== Segment start ==

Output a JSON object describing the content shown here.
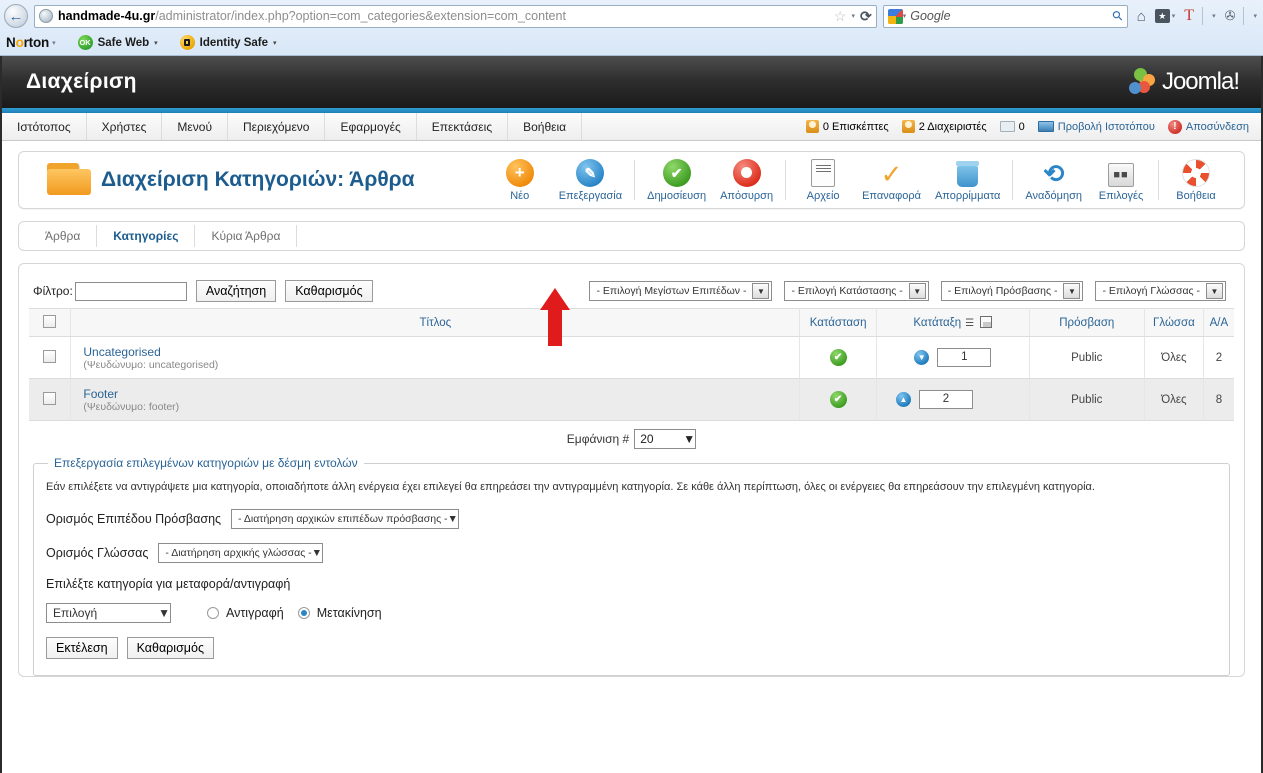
{
  "browser": {
    "back_label": "←",
    "url_host": "handmade-4u.gr",
    "url_path": "/administrator/index.php?option=com_categories&extension=com_content",
    "star": "☆",
    "reload": "⟳",
    "search_value": "Google",
    "search_icon": "⚲",
    "home_icon": "⌂",
    "box_icon": "★",
    "t_icon": "T",
    "bug_icon": "✇",
    "caret": "▾",
    "norton_logo_pre": "N",
    "norton_logo_o": "o",
    "norton_logo_post": "rton",
    "norton_items": [
      {
        "label": "Safe Web",
        "badge": "OK"
      },
      {
        "label": "Identity Safe",
        "badge": "lock"
      }
    ]
  },
  "admin": {
    "title": "Διαχείριση",
    "brand": "Joomla!",
    "menu": [
      "Ιστότοπος",
      "Χρήστες",
      "Μενού",
      "Περιεχόμενο",
      "Εφαρμογές",
      "Επεκτάσεις",
      "Βοήθεια"
    ],
    "status": {
      "visitors": "0 Επισκέπτες",
      "admins": "2 Διαχειριστές",
      "messages": "0",
      "preview": "Προβολή Ιστοτόπου",
      "logout": "Αποσύνδεση"
    }
  },
  "page": {
    "title": "Διαχείριση Κατηγοριών: Άρθρα",
    "toolbar": [
      {
        "label": "Νέο",
        "icon": "plus-icon"
      },
      {
        "label": "Επεξεργασία",
        "icon": "pencil-icon"
      },
      {
        "label": "Δημοσίευση",
        "icon": "check-circle-icon"
      },
      {
        "label": "Απόσυρση",
        "icon": "unpublish-icon"
      },
      {
        "label": "Αρχείο",
        "icon": "archive-icon"
      },
      {
        "label": "Επαναφορά",
        "icon": "checkmark-icon"
      },
      {
        "label": "Απορρίμματα",
        "icon": "trash-icon"
      },
      {
        "label": "Αναδόμηση",
        "icon": "refresh-icon"
      },
      {
        "label": "Επιλογές",
        "icon": "options-icon"
      },
      {
        "label": "Βοήθεια",
        "icon": "lifering-icon"
      }
    ],
    "tabs": [
      {
        "label": "Άρθρα",
        "active": false
      },
      {
        "label": "Κατηγορίες",
        "active": true
      },
      {
        "label": "Κύρια Άρθρα",
        "active": false
      }
    ]
  },
  "filter": {
    "label": "Φίλτρο:",
    "value": "",
    "search_button": "Αναζήτηση",
    "clear_button": "Καθαρισμός",
    "selects": [
      "- Επιλογή Μεγίστων Επιπέδων -",
      "- Επιλογή Κατάστασης -",
      "- Επιλογή Πρόσβασης -",
      "- Επιλογή Γλώσσας -"
    ]
  },
  "table": {
    "headers": {
      "title": "Τίτλος",
      "status": "Κατάσταση",
      "order": "Κατάταξη",
      "access": "Πρόσβαση",
      "language": "Γλώσσα",
      "id": "Α/Α"
    },
    "rows": [
      {
        "title": "Uncategorised",
        "alias": "(Ψευδώνυμο: uncategorised)",
        "status_icon": "✔",
        "order_arrow": "▼",
        "order_value": "1",
        "access": "Public",
        "language": "Όλες",
        "id": "2"
      },
      {
        "title": "Footer",
        "alias": "(Ψευδώνυμο: footer)",
        "status_icon": "✔",
        "order_arrow": "▲",
        "order_value": "2",
        "access": "Public",
        "language": "Όλες",
        "id": "8"
      }
    ]
  },
  "limit": {
    "label": "Εμφάνιση #",
    "value": "20"
  },
  "batch": {
    "legend": "Επεξεργασία επιλεγμένων κατηγοριών με δέσμη εντολών",
    "description": "Εάν επιλέξετε να αντιγράψετε μια κατηγορία, οποιαδήποτε άλλη ενέργεια έχει επιλεγεί θα επηρεάσει την αντιγραμμένη κατηγορία. Σε κάθε άλλη περίπτωση, όλες οι ενέργειες θα επηρεάσουν την επιλεγμένη κατηγορία.",
    "access_label": "Ορισμός Επιπέδου Πρόσβασης",
    "access_value": "- Διατήρηση αρχικών επιπέδων πρόσβασης -",
    "language_label": "Ορισμός Γλώσσας",
    "language_value": "- Διατήρηση αρχικής γλώσσας -",
    "category_label": "Επιλέξτε κατηγορία για μεταφορά/αντιγραφή",
    "category_value": "Επιλογή",
    "copy_label": "Αντιγραφή",
    "move_label": "Μετακίνηση",
    "process_button": "Εκτέλεση",
    "clear_button": "Καθαρισμός"
  },
  "annotation": {
    "arrow_color": "#e01b1b"
  }
}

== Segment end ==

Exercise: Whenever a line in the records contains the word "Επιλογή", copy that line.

Response area:
      "- Επιλογή Μεγίστων Επιπέδων -",
      "- Επιλογή Κατάστασης -",
      "- Επιλογή Πρόσβασης -",
      "- Επιλογή Γλώσσας -"
    "category_value": "Επιλογή",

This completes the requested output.